* Your assignment
The required output is the run of lines from the one holding "Parse this screenshot: output" through the final line of the listing, restated word for word, with no pictures.

━━ Data excerpts ━━

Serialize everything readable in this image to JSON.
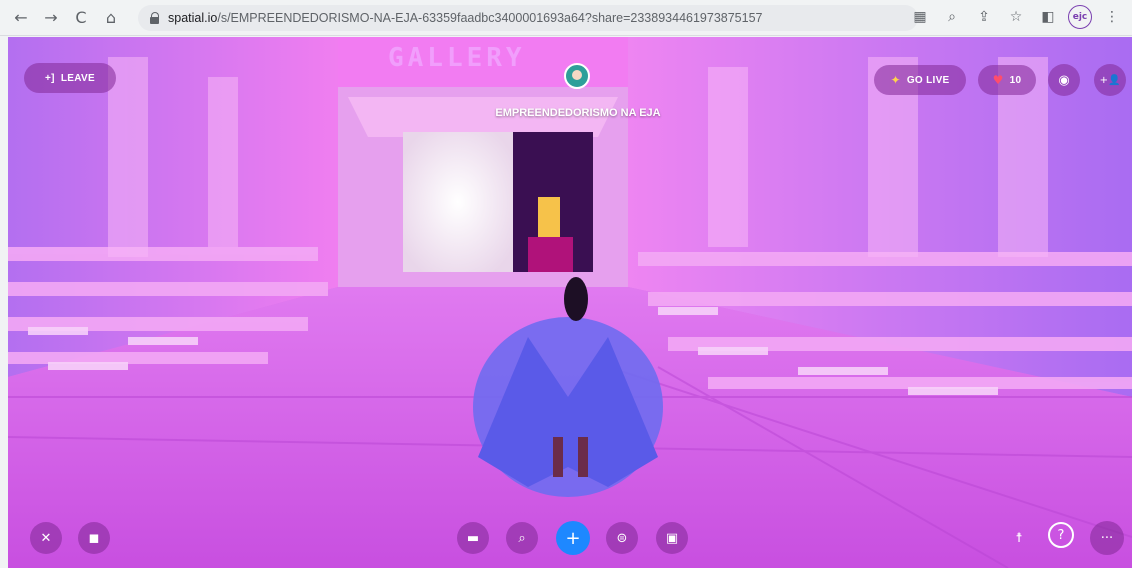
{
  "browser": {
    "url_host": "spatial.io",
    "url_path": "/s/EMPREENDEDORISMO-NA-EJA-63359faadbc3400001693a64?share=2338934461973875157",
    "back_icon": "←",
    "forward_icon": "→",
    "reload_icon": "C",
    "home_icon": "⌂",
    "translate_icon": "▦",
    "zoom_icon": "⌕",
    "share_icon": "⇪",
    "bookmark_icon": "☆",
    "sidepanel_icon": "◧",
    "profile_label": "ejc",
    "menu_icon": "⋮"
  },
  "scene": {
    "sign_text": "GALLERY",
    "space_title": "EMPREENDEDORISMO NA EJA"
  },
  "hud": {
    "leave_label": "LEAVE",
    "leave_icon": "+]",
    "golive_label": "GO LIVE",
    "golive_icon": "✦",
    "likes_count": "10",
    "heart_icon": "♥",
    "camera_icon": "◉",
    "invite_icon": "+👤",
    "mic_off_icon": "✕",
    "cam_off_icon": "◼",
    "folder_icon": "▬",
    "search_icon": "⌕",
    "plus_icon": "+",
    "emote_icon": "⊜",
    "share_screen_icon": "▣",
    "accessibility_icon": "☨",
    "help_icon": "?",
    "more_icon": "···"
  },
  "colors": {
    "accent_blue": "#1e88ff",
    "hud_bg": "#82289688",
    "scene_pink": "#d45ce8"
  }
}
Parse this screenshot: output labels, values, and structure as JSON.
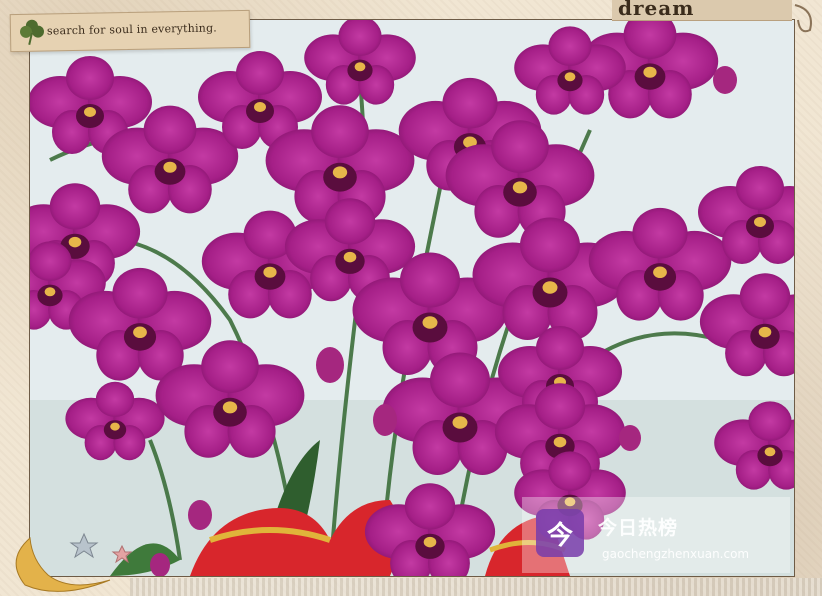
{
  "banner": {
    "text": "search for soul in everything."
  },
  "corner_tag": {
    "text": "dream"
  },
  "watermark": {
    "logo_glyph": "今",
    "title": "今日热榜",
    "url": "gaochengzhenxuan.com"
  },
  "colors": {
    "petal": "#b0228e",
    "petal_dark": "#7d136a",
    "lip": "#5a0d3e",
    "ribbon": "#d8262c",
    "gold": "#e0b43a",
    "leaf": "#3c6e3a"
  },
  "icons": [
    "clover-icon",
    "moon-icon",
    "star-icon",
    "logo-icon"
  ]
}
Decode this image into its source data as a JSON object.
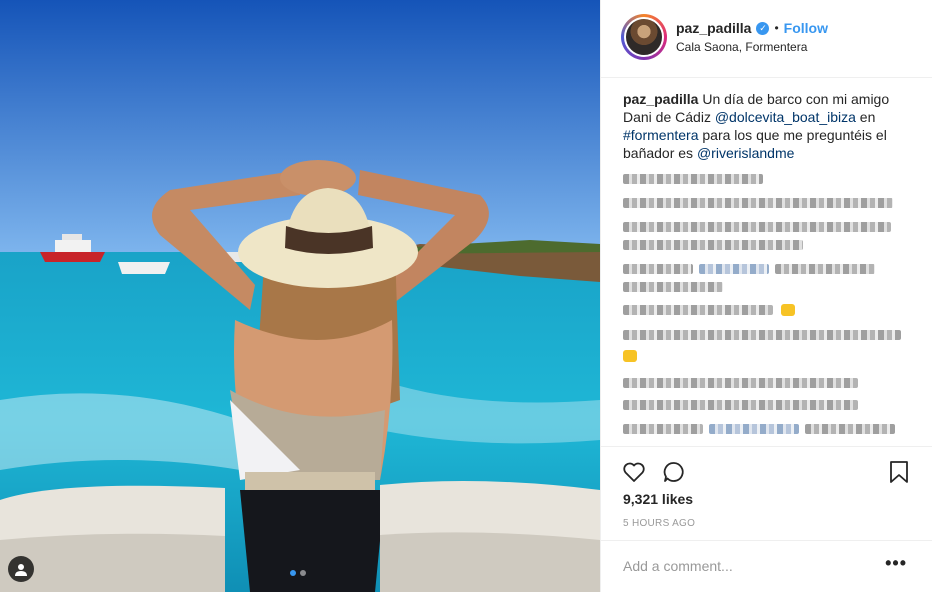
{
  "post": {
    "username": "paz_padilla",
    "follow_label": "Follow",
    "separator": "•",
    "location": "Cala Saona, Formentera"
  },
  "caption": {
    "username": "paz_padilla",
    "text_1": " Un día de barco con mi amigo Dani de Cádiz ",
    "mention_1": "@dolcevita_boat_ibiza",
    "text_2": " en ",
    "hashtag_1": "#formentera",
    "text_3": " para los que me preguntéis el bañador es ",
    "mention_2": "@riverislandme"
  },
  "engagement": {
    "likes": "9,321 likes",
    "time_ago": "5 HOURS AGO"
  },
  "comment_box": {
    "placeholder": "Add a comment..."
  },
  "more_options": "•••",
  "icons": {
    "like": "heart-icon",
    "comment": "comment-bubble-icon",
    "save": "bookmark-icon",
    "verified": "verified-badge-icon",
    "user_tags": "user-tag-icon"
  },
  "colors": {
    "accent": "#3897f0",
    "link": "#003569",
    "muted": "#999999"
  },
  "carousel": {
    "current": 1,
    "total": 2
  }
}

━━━

* Task solution
Parse this screenshot: output labels, values, and structure as JSON.
{
  "banner": {
    "text": "search for soul in everything."
  },
  "corner_tag": {
    "text": "dream"
  },
  "watermark": {
    "logo_glyph": "今",
    "title": "今日热榜",
    "url": "gaochengzhenxuan.com"
  },
  "colors": {
    "petal": "#b0228e",
    "petal_dark": "#7d136a",
    "lip": "#5a0d3e",
    "ribbon": "#d8262c",
    "gold": "#e0b43a",
    "leaf": "#3c6e3a"
  },
  "icons": [
    "clover-icon",
    "moon-icon",
    "star-icon",
    "logo-icon"
  ]
}
Decode this image into its source data as a JSON object.
{
  "post": {
    "username": "paz_padilla",
    "follow_label": "Follow",
    "separator": "•",
    "location": "Cala Saona, Formentera"
  },
  "caption": {
    "username": "paz_padilla",
    "text_1": " Un día de barco con mi amigo Dani de Cádiz ",
    "mention_1": "@dolcevita_boat_ibiza",
    "text_2": " en ",
    "hashtag_1": "#formentera",
    "text_3": " para los que me preguntéis el bañador es ",
    "mention_2": "@riverislandme"
  },
  "engagement": {
    "likes": "9,321 likes",
    "time_ago": "5 HOURS AGO"
  },
  "comment_box": {
    "placeholder": "Add a comment..."
  },
  "more_options": "•••",
  "icons": {
    "like": "heart-icon",
    "comment": "comment-bubble-icon",
    "save": "bookmark-icon",
    "verified": "verified-badge-icon",
    "user_tags": "user-tag-icon"
  },
  "colors": {
    "accent": "#3897f0",
    "link": "#003569",
    "muted": "#999999"
  },
  "carousel": {
    "current": 1,
    "total": 2
  }
}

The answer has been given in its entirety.